• [Exercise description]
Please give the records below back in full, exactly as shown.

::::::::

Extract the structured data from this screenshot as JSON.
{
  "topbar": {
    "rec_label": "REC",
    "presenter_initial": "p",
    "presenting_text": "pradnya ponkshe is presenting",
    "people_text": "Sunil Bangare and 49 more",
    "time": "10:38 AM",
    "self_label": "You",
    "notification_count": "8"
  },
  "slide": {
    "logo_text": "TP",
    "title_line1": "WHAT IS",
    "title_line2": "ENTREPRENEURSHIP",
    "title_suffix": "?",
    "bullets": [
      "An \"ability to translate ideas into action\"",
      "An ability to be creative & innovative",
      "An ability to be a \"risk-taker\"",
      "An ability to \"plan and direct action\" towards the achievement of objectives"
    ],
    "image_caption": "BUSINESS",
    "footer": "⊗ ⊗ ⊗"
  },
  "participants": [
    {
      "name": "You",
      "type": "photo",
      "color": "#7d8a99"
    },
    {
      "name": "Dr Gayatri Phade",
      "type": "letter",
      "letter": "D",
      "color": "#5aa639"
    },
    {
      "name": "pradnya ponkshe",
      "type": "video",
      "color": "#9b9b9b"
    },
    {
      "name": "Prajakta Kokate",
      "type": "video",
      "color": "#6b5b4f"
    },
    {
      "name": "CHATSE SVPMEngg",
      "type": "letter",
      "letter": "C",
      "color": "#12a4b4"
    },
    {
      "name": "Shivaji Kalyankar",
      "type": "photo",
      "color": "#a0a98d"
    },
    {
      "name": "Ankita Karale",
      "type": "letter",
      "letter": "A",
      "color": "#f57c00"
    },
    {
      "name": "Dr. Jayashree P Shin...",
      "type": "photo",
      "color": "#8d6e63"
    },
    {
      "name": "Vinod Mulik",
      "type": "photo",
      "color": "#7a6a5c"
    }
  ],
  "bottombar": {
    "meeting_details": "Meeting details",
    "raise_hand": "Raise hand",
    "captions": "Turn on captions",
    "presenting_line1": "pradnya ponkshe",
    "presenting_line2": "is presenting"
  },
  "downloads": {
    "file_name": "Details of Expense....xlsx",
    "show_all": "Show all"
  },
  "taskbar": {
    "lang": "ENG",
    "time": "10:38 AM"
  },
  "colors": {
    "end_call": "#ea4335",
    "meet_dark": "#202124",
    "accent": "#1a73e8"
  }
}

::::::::

• [Task response]
Extract the structured data from this screenshot as JSON.
{
  "topbar": {
    "rec_label": "REC",
    "presenter_initial": "p",
    "presenting_text": "pradnya ponkshe is presenting",
    "people_text": "Sunil Bangare and 49 more",
    "time": "10:38 AM",
    "self_label": "You",
    "notification_count": "8"
  },
  "slide": {
    "logo_text": "TP",
    "title_line1": "WHAT IS",
    "title_line2": "ENTREPRENEURSHIP",
    "title_suffix": "?",
    "bullets": [
      "An \"ability to translate ideas into action\"",
      "An ability to be creative & innovative",
      "An ability to be a \"risk-taker\"",
      "An ability to \"plan and direct action\" towards the achievement of objectives"
    ],
    "image_caption": "BUSINESS",
    "footer": "⊗ ⊗ ⊗"
  },
  "participants": [
    {
      "name": "You",
      "type": "photo",
      "color": "#7d8a99"
    },
    {
      "name": "Dr Gayatri Phade",
      "type": "letter",
      "letter": "D",
      "color": "#5aa639"
    },
    {
      "name": "pradnya ponkshe",
      "type": "video",
      "color": "#9b9b9b"
    },
    {
      "name": "Prajakta Kokate",
      "type": "video",
      "color": "#6b5b4f"
    },
    {
      "name": "CHATSE SVPMEngg",
      "type": "letter",
      "letter": "C",
      "color": "#12a4b4"
    },
    {
      "name": "Shivaji Kalyankar",
      "type": "photo",
      "color": "#a0a98d"
    },
    {
      "name": "Ankita Karale",
      "type": "letter",
      "letter": "A",
      "color": "#f57c00"
    },
    {
      "name": "Dr. Jayashree P Shin...",
      "type": "photo",
      "color": "#8d6e63"
    },
    {
      "name": "Vinod Mulik",
      "type": "photo",
      "color": "#7a6a5c"
    }
  ],
  "bottombar": {
    "meeting_details": "Meeting details",
    "raise_hand": "Raise hand",
    "captions": "Turn on captions",
    "presenting_line1": "pradnya ponkshe",
    "presenting_line2": "is presenting"
  },
  "downloads": {
    "file_name": "Details of Expense....xlsx",
    "show_all": "Show all"
  },
  "taskbar": {
    "lang": "ENG",
    "time": "10:38 AM"
  },
  "colors": {
    "end_call": "#ea4335",
    "meet_dark": "#202124",
    "accent": "#1a73e8"
  }
}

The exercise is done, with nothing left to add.